The training plan

Cobbled this shit together from reading a bunch of blogs and video content on YouTube. It is good to note I tried to stick with this verbatim, but there are times when family, work, or life in general will present scheduling conflicts and we must all remain flexible. So if a modification needs to be made feel free to do so from time to time. But always remember to have at least one rest day a week (for me preferably after the long run).

So you may ask what terms like hard, easy, and VO2 maximum actually mean. I have an app on my phone which I put my distance and time elapsed in to and it spits out these numbers for me. For example, say I ran a 5k (3.1 miles) at 32:21. With this it derives the following:

Easy run 12:53
Tempo run 10:50
VO2 maximum 9.49
Speed form 9:06
Long run (between) 12:53
Yasso 800's [min/800m] 5:02

With this data I just say my easy run is essentially 12:53 and my hard run is typically my VO2 maximum at 9:49 (sometimes I substitute with a tempo run pace, but not often). When recalibrating my paces (once a month) I use the results from a 5k (one I raced or something private it doesn't matter).


No run

Do 10 reps of any options or combinations:

  • push ups
  • sit ups or crunches
  • pull ups
  • leg lifts or derivatives
  • jump rope
  • fornication


"Long" intervals

Pick one of the following:

  • 3 x 5min (hard) [3min]
  • Pyramid

Each should begin with a warm up run/jog and end with a cool down run/jog/walk.


Recovery run

This is an easy run which should not be as long as the long run itself but is a good run to make up mileage for the week goals. The pace should be comfortable and conversational.
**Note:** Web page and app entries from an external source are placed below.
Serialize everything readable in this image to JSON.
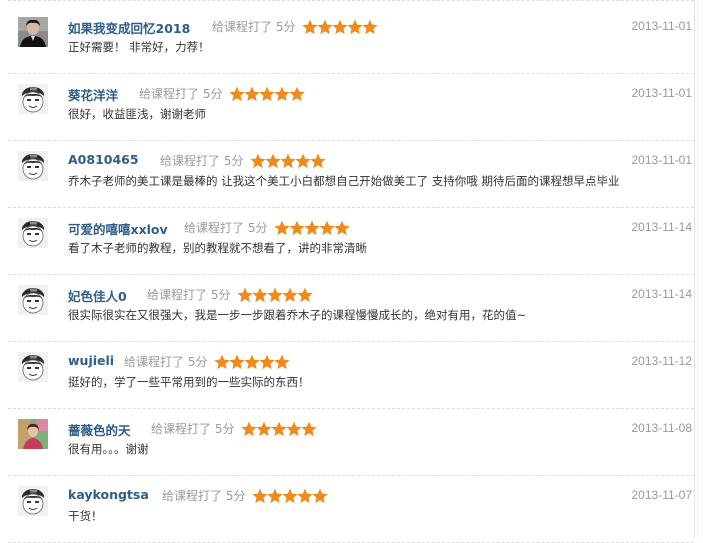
{
  "reviews": [
    {
      "name": "如果我变成回忆2018",
      "rating_text": "给课程打了 5分",
      "rating": 5,
      "date": "2013-11-01",
      "comment": "正好需要！ 非常好，力荐！",
      "avatar": "photo-dark-avatar"
    },
    {
      "name": "葵花洋洋",
      "rating_text": "给课程打了 5分",
      "rating": 5,
      "date": "2013-11-01",
      "comment": "很好，收益匪浅，谢谢老师",
      "avatar": "default-cartoon-avatar"
    },
    {
      "name": "A0810465",
      "rating_text": "给课程打了 5分",
      "rating": 5,
      "date": "2013-11-01",
      "comment": "乔木子老师的美工课是最棒的 让我这个美工小白都想自己开始做美工了 支持你哦 期待后面的课程想早点毕业",
      "avatar": "default-cartoon-avatar"
    },
    {
      "name": "可爱的嘻嘻xxlov",
      "rating_text": "给课程打了 5分",
      "rating": 5,
      "date": "2013-11-14",
      "comment": "看了木子老师的教程，别的教程就不想看了，讲的非常清晰",
      "avatar": "default-cartoon-avatar"
    },
    {
      "name": "妃色佳人0",
      "rating_text": "给课程打了 5分",
      "rating": 5,
      "date": "2013-11-14",
      "comment": "很实际很实在又很强大，我是一步一步跟着乔木子的课程慢慢成长的，绝对有用，花的值~",
      "avatar": "default-cartoon-avatar"
    },
    {
      "name": "wujieli",
      "rating_text": "给课程打了 5分",
      "rating": 5,
      "date": "2013-11-12",
      "comment": "挺好的，学了一些平常用到的一些实际的东西！",
      "avatar": "default-cartoon-avatar"
    },
    {
      "name": "蔷薇色的天",
      "rating_text": "给课程打了 5分",
      "rating": 5,
      "date": "2013-11-08",
      "comment": "很有用。。。谢谢",
      "avatar": "photo-colorful-avatar"
    },
    {
      "name": "kaykongtsa",
      "rating_text": "给课程打了 5分",
      "rating": 5,
      "date": "2013-11-07",
      "comment": "干货！",
      "avatar": "default-cartoon-avatar"
    }
  ],
  "colors": {
    "star": "#f08a1c",
    "username": "#2e5d8a",
    "meta": "#9a9a9a",
    "comment": "#333333"
  }
}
It should be about 45 minutes to an hour long if possible.


"Short" intervals

Pick one of the following:

  • 20 x 30sec (hard) [30sec]
  • 10 x 1min (hard) [1min]

Each should begin with a warm up run/jog and end with a cool down run/jog/walk.


No run

Do 10 reps of any options or combinations:

  • push ups
  • sit ups or crunches
  • pull ups
  • leg lifts or derivatives
  • jump rope
  • fornication


Long run

This is an easy run (or slower, gasp) meant to build endurance. It should be about one to two hours long if possible.


Rest day

This is probably the most crucial day. Still stretch, walk, or something light if you would like, but you need to chill out and let your muscles rebuild.

The mileage log

In addition to this I actually started tracking my miles to ensure I am staying within the 10% rule to help avoid any injuries. The last thing I wanted to hurt myself which would slow or reset any progress made.